What do you do as an actor if you don’t know where you fit in? We catch up with Half Me, Half You‘s Kalea Williams on diversity, creating your own work and why this play is so relevant to right now. Time to get booking!
The premiere production of Half Me, Half You runs at Tristan Bates Theatre from 26 March to 6 April 2019, with a press night on 28 March and a post-show panel discussion chaired by Mates co-founder Terri Paddock on Monday 1 April.
What if you were black, gay and a woman in America right now?
In Half Me, Half You, Jess and Meredith are a married, interracial, gay couple living in New York in 2017 – the era of Trump – weathering a new wave of intolerance, discrimination and oppression, which is sweeping the nation and seeping into their home.
16 years later, Maya, a biracial British teen is forced into American life, braving the aftermath of a second civil war, and changing Meredith’s life irrevocably.
Liane Grant‘s provocative new play Half Me, Half You confronts the reality of the current global climate and explores the consequences for future generations. The cast features Grant alongside Kalea Williams, Toccarra Cash and Laura Shipler Chico, directed by Leah Fogo.
Talking to… Kalea Williams
An English actor and writer from London who recently completely in BA in Acting at Bournemouth, Kalea Williams appeared in the New York run of Half Me, Half You at last year’s Fresh Fruit Festival, celebrating LGBTQ arts and culture. She has also written and performed her own spoken word play, The Talk, at Drayton Arms Theatre.
How do you feel making your professional debut in Half Me, Half You?
I feel privileged, blessed and incredibly grateful for the opportunity to work on such an important play. I couldn’t have asked for a better play to kickstart my career. It is relevant and so necessary.
Do you think your ethnicity has affected your career to date?
Starting out, I’ve found it hard being a mixed-race girl trying to pursue acting as a career.
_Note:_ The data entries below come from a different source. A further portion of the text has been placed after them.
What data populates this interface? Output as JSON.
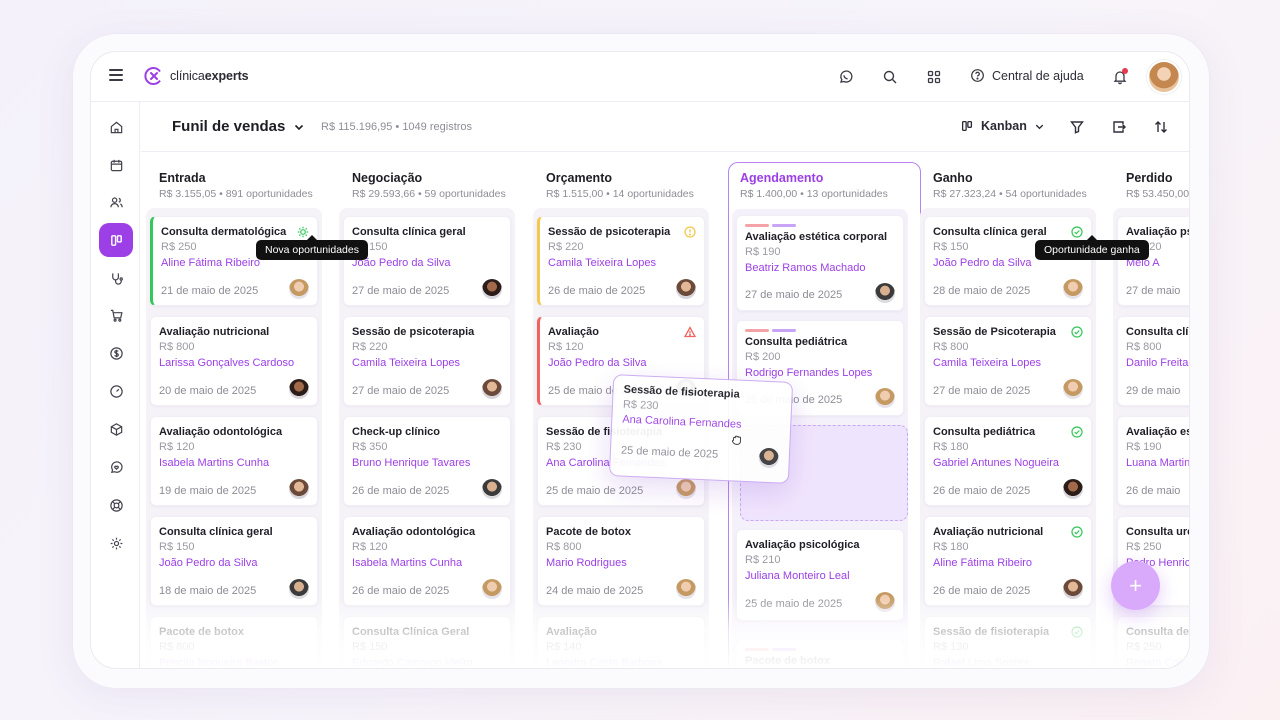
{
  "topbar": {
    "logo_prefix": "clínica",
    "logo_bold": "experts",
    "help_label": "Central de ajuda"
  },
  "toolbar": {
    "title": "Funil de vendas",
    "meta": "R$ 115.196,95 • 1049 registros",
    "view": "Kanban"
  },
  "colors": {
    "accent": "#9c3fe6",
    "success": "#34c759",
    "warning": "#f2c94c",
    "danger": "#ef6461"
  },
  "sidebar_icons": [
    "home-icon",
    "calendar-icon",
    "users-icon",
    "kanban-icon",
    "stethoscope-icon",
    "cart-icon",
    "dollar-icon",
    "gauge-icon",
    "box-icon",
    "heart-chat-icon",
    "support-icon",
    "settings-icon"
  ],
  "columns": [
    {
      "title": "Entrada",
      "sub": "R$ 3.155,05 • 891 oportunidades",
      "cards": [
        {
          "title": "Consulta dermatológica",
          "price": "R$ 250",
          "name": "Aline Fátima Ribeiro",
          "date": "21 de maio de 2025"
        },
        {
          "title": "Avaliação nutricional",
          "price": "R$ 800",
          "name": "Larissa Gonçalves Cardoso",
          "date": "20 de maio de 2025"
        },
        {
          "title": "Avaliação odontológica",
          "price": "R$ 120",
          "name": "Isabela Martins Cunha",
          "date": "19 de maio de 2025"
        },
        {
          "title": "Consulta clínica geral",
          "price": "R$ 150",
          "name": "João Pedro da Silva",
          "date": "18 de maio de 2025"
        },
        {
          "title": "Pacote de botox",
          "price": "R$ 800",
          "name": "Priscila Nogueira Bastos",
          "date": ""
        }
      ]
    },
    {
      "title": "Negociação",
      "sub": "R$ 29.593,66 • 59 oportunidades",
      "cards": [
        {
          "title": "Consulta clínica geral",
          "price": "R$ 150",
          "name": "João Pedro da Silva",
          "date": "27 de maio de 2025"
        },
        {
          "title": "Sessão de psicoterapia",
          "price": "R$ 220",
          "name": "Camila Teixeira Lopes",
          "date": "27 de maio de 2025"
        },
        {
          "title": "Check-up clínico",
          "price": "R$ 350",
          "name": "Bruno Henrique Tavares",
          "date": "26 de maio de 2025"
        },
        {
          "title": "Avaliação odontológica",
          "price": "R$ 120",
          "name": "Isabela Martins Cunha",
          "date": "26 de maio de 2025"
        },
        {
          "title": "Consulta Clínica Geral",
          "price": "R$ 150",
          "name": "Eduardo Camargo Vieira",
          "date": ""
        }
      ]
    },
    {
      "title": "Orçamento",
      "sub": "R$ 1.515,00 • 14 oportunidades",
      "cards": [
        {
          "title": "Sessão de psicoterapia",
          "price": "R$ 220",
          "name": "Camila Teixeira Lopes",
          "date": "26 de maio de 2025"
        },
        {
          "title": "Avaliação",
          "price": "R$ 120",
          "name": "João Pedro da Silva",
          "date": "25 de maio de 2025"
        },
        {
          "title": "Sessão de fisioterapia",
          "price": "R$ 230",
          "name": "Ana Carolina Fernandes",
          "date": "25 de maio de 2025"
        },
        {
          "title": "Pacote de botox",
          "price": "R$ 800",
          "name": "Mario Rodrigues",
          "date": "24 de maio de 2025"
        },
        {
          "title": "Avaliação",
          "price": "R$ 140",
          "name": "Leandra Costa Barbosa",
          "date": ""
        }
      ]
    },
    {
      "title": "Agendamento",
      "sub": "R$ 1.400,00 • 13 oportunidades",
      "cards": [
        {
          "title": "Avaliação estética corporal",
          "price": "R$ 190",
          "name": "Beatriz Ramos Machado",
          "date": "27 de maio de 2025"
        },
        {
          "title": "Consulta pediátrica",
          "price": "R$ 200",
          "name": "Rodrigo Fernandes Lopes",
          "date": "25 de maio de 2025"
        },
        {
          "title": "Avaliação psicológica",
          "price": "R$ 210",
          "name": "Juliana Monteiro Leal",
          "date": "25 de maio de 2025"
        },
        {
          "title": "Pacote de botox",
          "price": "",
          "name": "",
          "date": ""
        }
      ]
    },
    {
      "title": "Ganho",
      "sub": "R$ 27.323,24 • 54 oportunidades",
      "cards": [
        {
          "title": "Consulta clínica geral",
          "price": "R$ 150",
          "name": "João Pedro da Silva",
          "date": "28 de maio de 2025"
        },
        {
          "title": "Sessão de Psicoterapia",
          "price": "R$ 800",
          "name": "Camila Teixeira Lopes",
          "date": "27 de maio de 2025"
        },
        {
          "title": "Consulta pediátrica",
          "price": "R$ 180",
          "name": "Gabriel Antunes Nogueira",
          "date": "26 de maio de 2025"
        },
        {
          "title": "Avaliação nutricional",
          "price": "R$ 180",
          "name": "Aline Fátima Ribeiro",
          "date": "26 de maio de 2025"
        },
        {
          "title": "Sessão de fisioterapia",
          "price": "R$ 130",
          "name": "Rafael Lima Soares",
          "date": ""
        }
      ]
    },
    {
      "title": "Perdido",
      "sub": "R$ 53.450,00",
      "cards": [
        {
          "title": "Avaliação ps",
          "price": "R$ 220",
          "name": "Melo A",
          "date": "27 de maio"
        },
        {
          "title": "Consulta clín",
          "price": "R$ 800",
          "name": "Danilo Freita",
          "date": "29 de maio"
        },
        {
          "title": "Avaliação es",
          "price": "R$ 190",
          "name": "Luana Martin",
          "date": "26 de maio"
        },
        {
          "title": "Consulta urc",
          "price": "R$ 250",
          "name": "Pedro Henric",
          "date": ""
        },
        {
          "title": "Consulta der",
          "price": "R$ 250",
          "name": "Renata Colu",
          "date": ""
        }
      ]
    }
  ],
  "drag_card": {
    "title": "Sessão de fisioterapia",
    "price": "R$ 230",
    "name": "Ana Carolina Fernandes",
    "date": "25 de maio de 2025"
  },
  "tooltips": {
    "new": "Nova oportunidades",
    "won": "Oportunidade ganha"
  },
  "fab_label": "+"
}
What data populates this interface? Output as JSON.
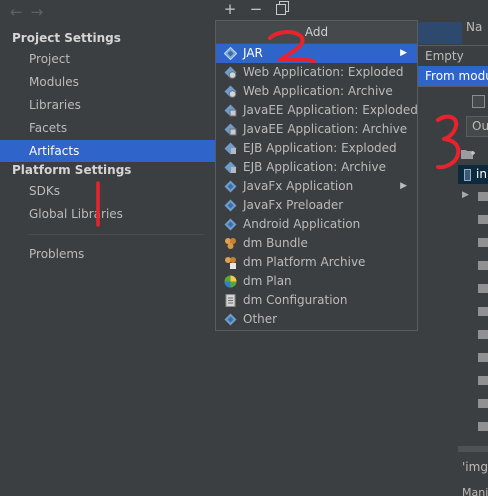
{
  "nav": {
    "back_icon": "back-arrow-icon",
    "forward_icon": "forward-arrow-icon"
  },
  "sidebar": {
    "project_settings_title": "Project Settings",
    "project_items": [
      {
        "label": "Project"
      },
      {
        "label": "Modules"
      },
      {
        "label": "Libraries"
      },
      {
        "label": "Facets"
      },
      {
        "label": "Artifacts",
        "selected": true
      }
    ],
    "platform_settings_title": "Platform Settings",
    "platform_items": [
      {
        "label": "SDKs"
      },
      {
        "label": "Global Libraries"
      }
    ],
    "problems_label": "Problems"
  },
  "toolbar": {
    "add_icon": "plus-icon",
    "remove_icon": "minus-icon",
    "copy_icon": "copy-icon"
  },
  "popup": {
    "title": "Add",
    "items": [
      {
        "label": "JAR",
        "icon": "artifact-diamond-icon",
        "submenu": true,
        "selected": true
      },
      {
        "label": "Web Application: Exploded",
        "icon": "web-app-icon"
      },
      {
        "label": "Web Application: Archive",
        "icon": "web-app-icon"
      },
      {
        "label": "JavaEE Application: Exploded",
        "icon": "javaee-app-icon"
      },
      {
        "label": "JavaEE Application: Archive",
        "icon": "javaee-app-icon"
      },
      {
        "label": "EJB Application: Exploded",
        "icon": "ejb-app-icon"
      },
      {
        "label": "EJB Application: Archive",
        "icon": "ejb-app-icon"
      },
      {
        "label": "JavaFx Application",
        "icon": "artifact-diamond-icon",
        "submenu": true
      },
      {
        "label": "JavaFx Preloader",
        "icon": "artifact-diamond-icon"
      },
      {
        "label": "Android Application",
        "icon": "artifact-diamond-icon"
      },
      {
        "label": "dm Bundle",
        "icon": "dm-bundle-icon"
      },
      {
        "label": "dm Platform Archive",
        "icon": "dm-platform-icon"
      },
      {
        "label": "dm Plan",
        "icon": "dm-plan-icon"
      },
      {
        "label": "dm Configuration",
        "icon": "dm-config-icon"
      },
      {
        "label": "Other",
        "icon": "artifact-diamond-icon"
      }
    ]
  },
  "submenu": {
    "items": [
      {
        "label": "Empty"
      },
      {
        "label": "From modu",
        "selected": true
      }
    ]
  },
  "right_partial": {
    "name_label": "Na",
    "output_field_value": "Ou",
    "tree_selected_label": "in",
    "bottom_text": "'img",
    "bottom_text_2": "Mani"
  },
  "annotations": {
    "one": "1",
    "two": "2",
    "three": "3",
    "color": "#e8232d"
  },
  "colors": {
    "selection": "#2f65ca",
    "background": "#3c3f41"
  }
}
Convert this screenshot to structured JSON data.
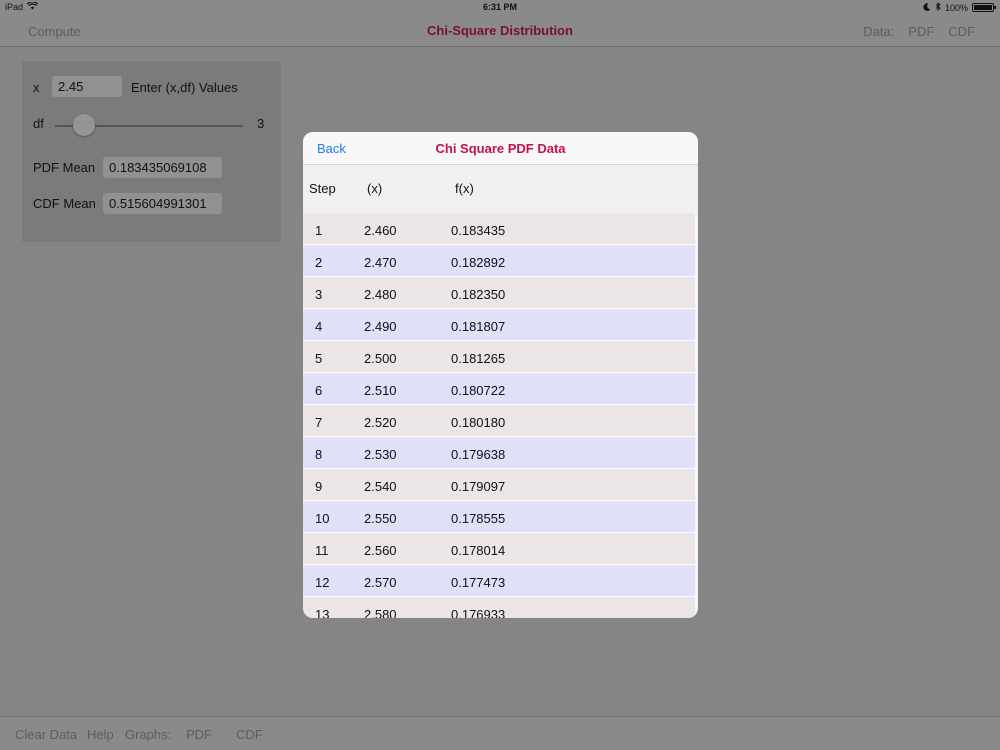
{
  "status": {
    "device": "iPad",
    "time": "6:31 PM",
    "battery": "100%"
  },
  "nav": {
    "compute": "Compute",
    "title": "Chi-Square Distribution",
    "data_label": "Data:",
    "pdf": "PDF",
    "cdf": "CDF"
  },
  "panel": {
    "x_label": "x",
    "x_value": "2.45",
    "enter_label": "Enter (x,df) Values",
    "df_label": "df",
    "df_value": "3",
    "pdf_mean_label": "PDF Mean",
    "pdf_mean_value": "0.183435069108",
    "cdf_mean_label": "CDF Mean",
    "cdf_mean_value": "0.515604991301"
  },
  "modal": {
    "back": "Back",
    "title": "Chi Square PDF Data",
    "headers": [
      "Step",
      "(x)",
      "f(x)"
    ],
    "rows": [
      [
        "1",
        "2.460",
        "0.183435"
      ],
      [
        "2",
        "2.470",
        "0.182892"
      ],
      [
        "3",
        "2.480",
        "0.182350"
      ],
      [
        "4",
        "2.490",
        "0.181807"
      ],
      [
        "5",
        "2.500",
        "0.181265"
      ],
      [
        "6",
        "2.510",
        "0.180722"
      ],
      [
        "7",
        "2.520",
        "0.180180"
      ],
      [
        "8",
        "2.530",
        "0.179638"
      ],
      [
        "9",
        "2.540",
        "0.179097"
      ],
      [
        "10",
        "2.550",
        "0.178555"
      ],
      [
        "11",
        "2.560",
        "0.178014"
      ],
      [
        "12",
        "2.570",
        "0.177473"
      ],
      [
        "13",
        "2.580",
        "0.176933"
      ]
    ]
  },
  "toolbar": {
    "clear": "Clear Data",
    "help": "Help",
    "graphs": "Graphs:",
    "pdf": "PDF",
    "cdf": "CDF"
  }
}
Probably mainly because I don’t know where I fit in. I wasn’t ‘white’ enough or ‘black’ enough. And that’s hard. And due to the lack of diverse roles, I was always put up for the roles seeking a black actress. I’ve only learnt recently to own that, but sometimes it’s still hard. If roles aren’t there for us, we have to create them ourselves. That’s partly where my own show, The Talk, came from. This was a one-act spoken word piece I performed last year. I won’t ever allow myself to feel like my skin isn’t enough. I love and appreciate the beautiful brown skin I’m in.
Tell us about your role in Half Me, Half You.
I play a 16-year-old girl called Maya, who is from London. It’s 2033, her whole world has been completely flipped on its head. She’s been forced to move to the US, which has just suffered a huge civil war. Minorities are under attack, and she’s living with people she doesn’t know. It’s a lot. She’s bright and brilliant but so misunderstood. She’s been through so much and has so much to say. I think that’s what I love the most about Maya.
Why did you want to be part of the play?
I wanted to be a part of Half Me, Half You purely because of the relevance of it. The way the world is right now and the way things are going… it needs to addressed. It’s frightening watching the news and reading the papers – this is people’s lives. This is life right now, and if things continue the way they are, the play shows us what the world could become. And that’s a whole other level of scary. Now is the time to collaborate and unite and do something. Now is the time to speak.
Any anecdotes from your journey with the play so far?
Oh wow, there are loads! I think the memories that stick out the most for me are when we debuted the play last summer at the Fresh Fruit Festival in New York, and I was falling asleep on the subway holding props. The fact that it wasn’t just one time either – I had several photos sent to me on different days of me in a deep sleep! I mean, New York is the city that doesn’t sleep – and I love my sleep. So, I had to catch up somehow!
This is extremely important. I am so excited to work alongside this amazing organisation that is creating discussions and tackling issues for the people. For us as minorities, in particular. Together we’re trying to look at the steps needed to stop hate crime and create a safer environment for everyone in the future.
If you had Donald Trump alone in a room, what would you say to him?
This is a hard one. There are so many things I would want to say, probably things that have been already said. But one thing I’ve been thinking about for a while, and I’d love to ask is whether he uses a sunbed or uses fake tan? Is his favourite colour orange?
Anything else you’d like to add?
Can’t wait to see ya’ll at Half Me, Half You. Get your tissues ready!
Half Me, Half You runs 26 March to 6 April 2019 at the Tristan Bates Theatre, 1A Tower Street, Covent Garden, London WC2H 9NP. Performances are Mondays to Saturdays at 7.45pm, except Monday 1 April when a 6pm performance will be followed by a Q&A chaired by Terri Paddock. Tickets are £18 (concessions £15). CLICK HERE TO PURCHASE!